I personally would have cracked up with the experience he had letting his house to unsavoury tenants. At the start of his book he mentions his friend Ron and his comments. I related to that straightaway (although I cannot believe Mr Cross is dull in conversation!) It inspired me to get writing again although not on Oliver Cross’s level.
More recently I have enjoyed his columns so much I found myself saving them.
The piece about Angela Merkel struck a chord with me. I have always had much admiration for the woman – just plain speaking and such an aura about her.
I enjoyed his piece about Whitby fish and chips and heritage. It was an education for me (as most of his columns are) to learn about Captain Cook, something I didn’t know.
I also loved the thought of the Irish travellers around Leicester Square.

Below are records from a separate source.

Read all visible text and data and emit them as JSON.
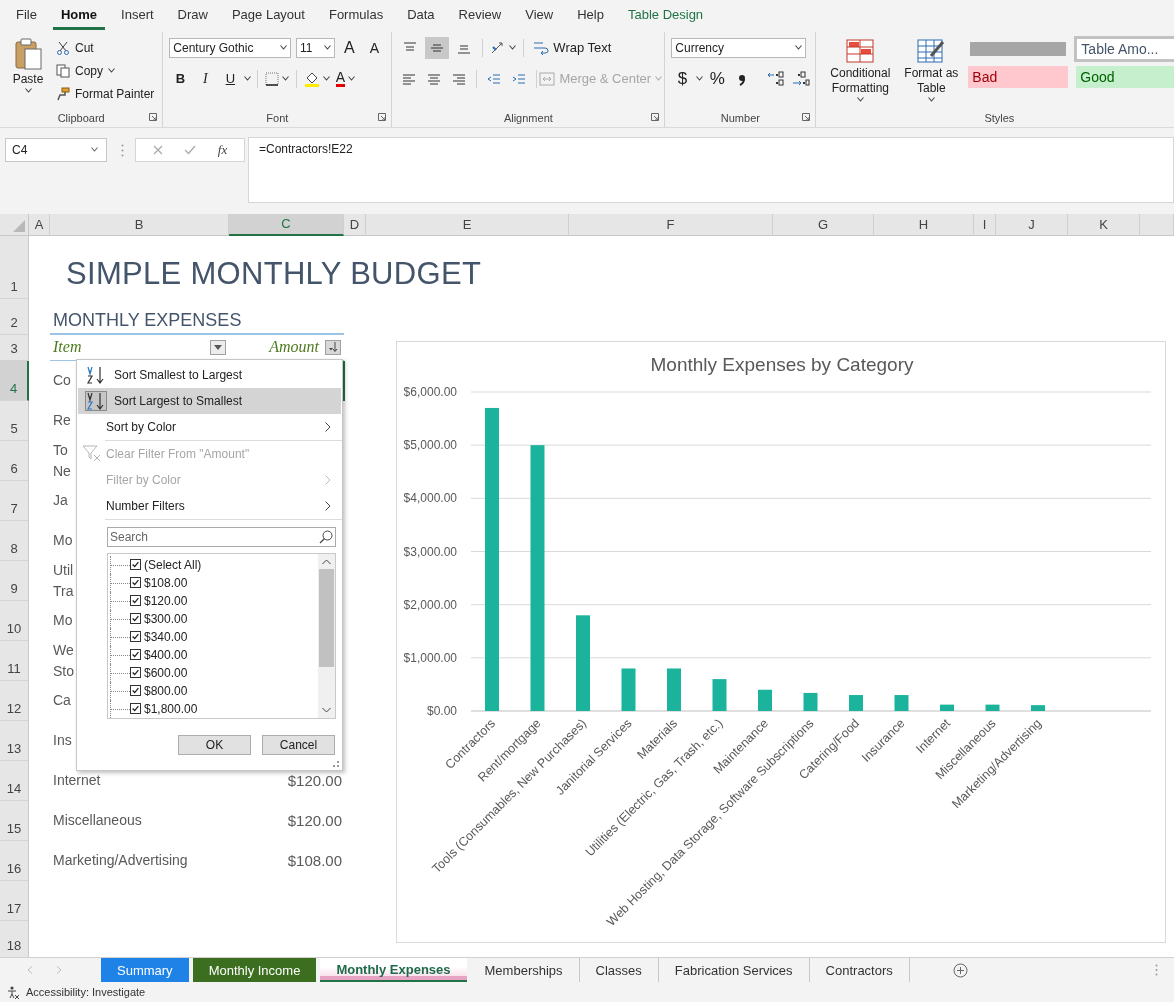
{
  "ribbon_tabs": [
    {
      "label": "File",
      "selected": false,
      "kind": "standard"
    },
    {
      "label": "Home",
      "selected": true,
      "kind": "standard"
    },
    {
      "label": "Insert",
      "selected": false,
      "kind": "standard"
    },
    {
      "label": "Draw",
      "selected": false,
      "kind": "standard"
    },
    {
      "label": "Page Layout",
      "selected": false,
      "kind": "standard"
    },
    {
      "label": "Formulas",
      "selected": false,
      "kind": "standard"
    },
    {
      "label": "Data",
      "selected": false,
      "kind": "standard"
    },
    {
      "label": "Review",
      "selected": false,
      "kind": "standard"
    },
    {
      "label": "View",
      "selected": false,
      "kind": "standard"
    },
    {
      "label": "Help",
      "selected": false,
      "kind": "standard"
    },
    {
      "label": "Table Design",
      "selected": false,
      "kind": "contextual"
    }
  ],
  "ribbon": {
    "clipboard": {
      "label": "Clipboard",
      "paste": "Paste",
      "cut": "Cut",
      "copy": "Copy",
      "format_painter": "Format Painter"
    },
    "font": {
      "label": "Font",
      "font_name": "Century Gothic",
      "font_size": "11",
      "grow": "A",
      "shrink": "A",
      "bold": "B",
      "italic": "I",
      "underline": "U",
      "font_color": "A"
    },
    "alignment": {
      "label": "Alignment",
      "wrap_text": "Wrap Text",
      "merge_center": {
        "label": "Merge & Center",
        "disabled": true
      },
      "vertical_align": [
        {
          "kind": "top",
          "selected": false
        },
        {
          "kind": "middle",
          "selected": true
        },
        {
          "kind": "bottom",
          "selected": false
        }
      ]
    },
    "number": {
      "label": "Number",
      "format": "Currency",
      "currency": "$",
      "percent": "%"
    },
    "styles": {
      "label": "Styles",
      "conditional_formatting": "Conditional Formatting",
      "format_as_table": "Format as Table",
      "gallery": [
        {
          "kind": "heading",
          "selected": false
        },
        {
          "kind": "table-amount",
          "text": "Table Amo...",
          "selected": true
        },
        {
          "kind": "bad",
          "text": "Bad",
          "selected": false
        },
        {
          "kind": "good",
          "text": "Good",
          "selected": false
        }
      ]
    }
  },
  "formula_bar": {
    "name_box": "C4",
    "function_label": "fx",
    "formula": "=Contractors!E22"
  },
  "columns": [
    {
      "label": "A",
      "selected": false
    },
    {
      "label": "B",
      "selected": false
    },
    {
      "label": "C",
      "selected": true
    },
    {
      "label": "D",
      "selected": false
    },
    {
      "label": "E",
      "selected": false
    },
    {
      "label": "F",
      "selected": false
    },
    {
      "label": "G",
      "selected": false
    },
    {
      "label": "H",
      "selected": false
    },
    {
      "label": "I",
      "selected": false
    },
    {
      "label": "J",
      "selected": false
    },
    {
      "label": "K",
      "selected": false
    }
  ],
  "row_numbers": [
    {
      "label": "1",
      "selected": false
    },
    {
      "label": "2",
      "selected": false
    },
    {
      "label": "3",
      "selected": false
    },
    {
      "label": "4",
      "selected": true
    },
    {
      "label": "5",
      "selected": false
    },
    {
      "label": "6",
      "selected": false
    },
    {
      "label": "7",
      "selected": false
    },
    {
      "label": "8",
      "selected": false
    },
    {
      "label": "9",
      "selected": false
    },
    {
      "label": "10",
      "selected": false
    },
    {
      "label": "11",
      "selected": false
    },
    {
      "label": "12",
      "selected": false
    },
    {
      "label": "13",
      "selected": false
    },
    {
      "label": "14",
      "selected": false
    },
    {
      "label": "15",
      "selected": false
    },
    {
      "label": "16",
      "selected": false
    },
    {
      "label": "17",
      "selected": false
    },
    {
      "label": "18",
      "selected": false
    }
  ],
  "sheet": {
    "title": "SIMPLE MONTHLY BUDGET",
    "subtitle": "MONTHLY EXPENSES",
    "headers": [
      {
        "label": "Item",
        "kind": "dropdown"
      },
      {
        "label": "Amount",
        "kind": "sort-desc"
      }
    ],
    "items": [
      {
        "lines": [
          "Co"
        ]
      },
      {
        "lines": [
          "Re"
        ]
      },
      {
        "lines": [
          "To",
          "Ne"
        ]
      },
      {
        "lines": [
          "Ja"
        ]
      },
      {
        "lines": [
          "Mo"
        ]
      },
      {
        "lines": [
          "Util",
          "Tra"
        ]
      },
      {
        "lines": [
          "Mo"
        ]
      },
      {
        "lines": [
          "We",
          "Sto"
        ]
      },
      {
        "lines": [
          "Ca"
        ]
      },
      {
        "lines": [
          "Ins"
        ]
      },
      {
        "lines": [
          "Internet"
        ],
        "amount": "$120.00"
      },
      {
        "lines": [
          "Miscellaneous"
        ],
        "amount": "$120.00"
      },
      {
        "lines": [
          "Marketing/Advertising"
        ],
        "amount": "$108.00"
      }
    ]
  },
  "filter_menu": {
    "items": [
      {
        "kind": "sort-asc",
        "label": "Sort Smallest to Largest",
        "selected": false,
        "disabled": false
      },
      {
        "kind": "sort-desc",
        "label": "Sort Largest to Smallest",
        "selected": true,
        "disabled": false
      },
      {
        "kind": "submenu",
        "label": "Sort by Color",
        "selected": false,
        "disabled": false
      },
      {
        "kind": "separator"
      },
      {
        "kind": "clear",
        "label": "Clear Filter From \"Amount\"",
        "selected": false,
        "disabled": true
      },
      {
        "kind": "submenu",
        "label": "Filter by Color",
        "selected": false,
        "disabled": true
      },
      {
        "kind": "submenu",
        "label": "Number Filters",
        "selected": false,
        "disabled": false
      },
      {
        "kind": "separator"
      }
    ],
    "search": {
      "placeholder": "Search"
    },
    "values": [
      {
        "label": "(Select All)",
        "checked": true
      },
      {
        "label": "$108.00",
        "checked": true
      },
      {
        "label": "$120.00",
        "checked": true
      },
      {
        "label": "$300.00",
        "checked": true
      },
      {
        "label": "$340.00",
        "checked": true
      },
      {
        "label": "$400.00",
        "checked": true
      },
      {
        "label": "$600.00",
        "checked": true
      },
      {
        "label": "$800.00",
        "checked": true
      },
      {
        "label": "$1,800.00",
        "checked": true
      }
    ],
    "buttons": [
      "OK",
      "Cancel"
    ]
  },
  "chart": {
    "chart_data": {
      "type": "bar",
      "title": "Monthly Expenses by Category",
      "categories": [
        "Contractors",
        "Rent/mortgage",
        "Tools (Consumables, New Purchases)",
        "Janitorial Services",
        "Materials",
        "Utilities (Electric, Gas, Trash, etc.)",
        "Maintenance",
        "Web Hosting, Data Storage, Software Subscriptions",
        "Catering/Food",
        "Insurance",
        "Internet",
        "Miscellaneous",
        "Marketing/Advertising"
      ],
      "series": [
        {
          "color": "#1bb39b",
          "values": [
            5700,
            5000,
            1800,
            800,
            800,
            600,
            400,
            340,
            300,
            300,
            120,
            120,
            110
          ]
        }
      ],
      "grid": true,
      "ylim": [
        0,
        6000
      ],
      "yticks": [
        {
          "value": 0,
          "label": "$0.00"
        },
        {
          "value": 1000,
          "label": "$1,000.00"
        },
        {
          "value": 2000,
          "label": "$2,000.00"
        },
        {
          "value": 3000,
          "label": "$3,000.00"
        },
        {
          "value": 4000,
          "label": "$4,000.00"
        },
        {
          "value": 5000,
          "label": "$5,000.00"
        },
        {
          "value": 6000,
          "label": "$6,000.00"
        }
      ]
    }
  },
  "sheet_tabs": [
    {
      "label": "Summary",
      "selected": false,
      "color": "#1e82e6"
    },
    {
      "label": "Monthly Income",
      "selected": false,
      "color": "#3b6e1e"
    },
    {
      "label": "Monthly Expenses",
      "selected": true,
      "color": "#e6a3c3"
    },
    {
      "label": "Memberships",
      "selected": false
    },
    {
      "label": "Classes",
      "selected": false
    },
    {
      "label": "Fabrication Services",
      "selected": false
    },
    {
      "label": "Contractors",
      "selected": false
    }
  ],
  "status_bar": {
    "accessibility": "Accessibility: Investigate"
  }
}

I could go on but I’ll just say thank you to Oliver Cross for his contributions and also for mentioning my letter in his column quite a while ago (my claim to fame).
Miss Patricia Bentley, Bennett Road, Headingley
Miliband guilty of buying votes
AFTER THE head to head TV debate between Nick Clegg and Nigel Farage, the reaction of Ed Miliband has been amazing.
It seems that there is no limit to how much of our money he is prepared to spend to save his own political career.
He is considering re-nationalising the railways, giving £20bn to cities to create jobs and build houses to improve the infrastructure.
I wonder, will these be British jobs and houses for British workers being paid a decent living wage, or will the dozens of EU citizens’ job applications for every available job be given preference?
That’s if the jobs are even advertised in this country. I am old enough to know that election promises are hot air to buy votes, and I feel quite sure that the majority of the electorate have woken up to that fact.
Derek Barker, by email
Global warming fantasy world
HERE WE go again with another outpouring of overblown global warming scare stories led by its acolytes at the BBC.
Have they not yet realised that the reason so many people are sceptical of this subject is the fact that over the past 15-20 years the climate has stubbornly refused to conform to their earlier predictions?
Instead of the usual fantasy predictions we should consider a few facts:
1) There has been no statistically significant warming since 1998.
2) Polar ice is not vanishing – recent reductions of Arctic sea ice have been balanced by increases in the Antarctic.
3) Even the GW “experts” admit that there is no scientific evidence to link incidence of extreme weather events to man-made causes.
4) And finally, how much of CO2 is there in the atmosphere to cause all this? Just 0.04 per cent, that’s all.
And finally the IPCC spokesman who was wheeled out to deliver the latest statement (Rajendra Pachauri) has no qualifications whatsoever in climate science – he is in fact an ex-Indian railway engineer.
It seems impossible to have a fact-based, grown-up debate on the subject.
John Wainwright, by email
Danger road for pedestrians
ON READING the headline ‘Victory for a gran’ headline (YEP, March 24) about the pensioner who fell on her face on an uneven road reminded me of my recent letter stating that Harehills Lane from Compton Road up to Ashley Road must be the most dangerous road in Leeds for pedestrians as the top layer has come away on much of the road.
Yet it is still awaiting work. If it was a country road it would not be as urgent but this road is crossed by many, many people every day – it has 12 takeaways nearby which raises the footfall.
AE Hague, Bellbrooke Grove, Leeds
Pavement was on the move
I WORKED for the Central Electricity Generating Board (CEGB) based in Whitehall Road and Thirsk Row, in the early 1960s. When the offices moved to the Merrion Centre (built on the site of Rockingham Street Bus Station, I believe) as, at that time, it was open to the elements. You often arrived rather dishevelled!
There was a moving pavement at the Merrion Street entrance (it didn’t always move!)I also remember taking a nephew to the cinema there, to see Mary Poppins.
Mrs J Finister, Pudsey
Full stop city
I knew it would happen!
I knew it would come someday to this grid-locked city – blanket 20mph speed limits – and I knew the ‘pie-in-the-sky’ cycle highway would bring this city to a full stop!
Bob Green, by email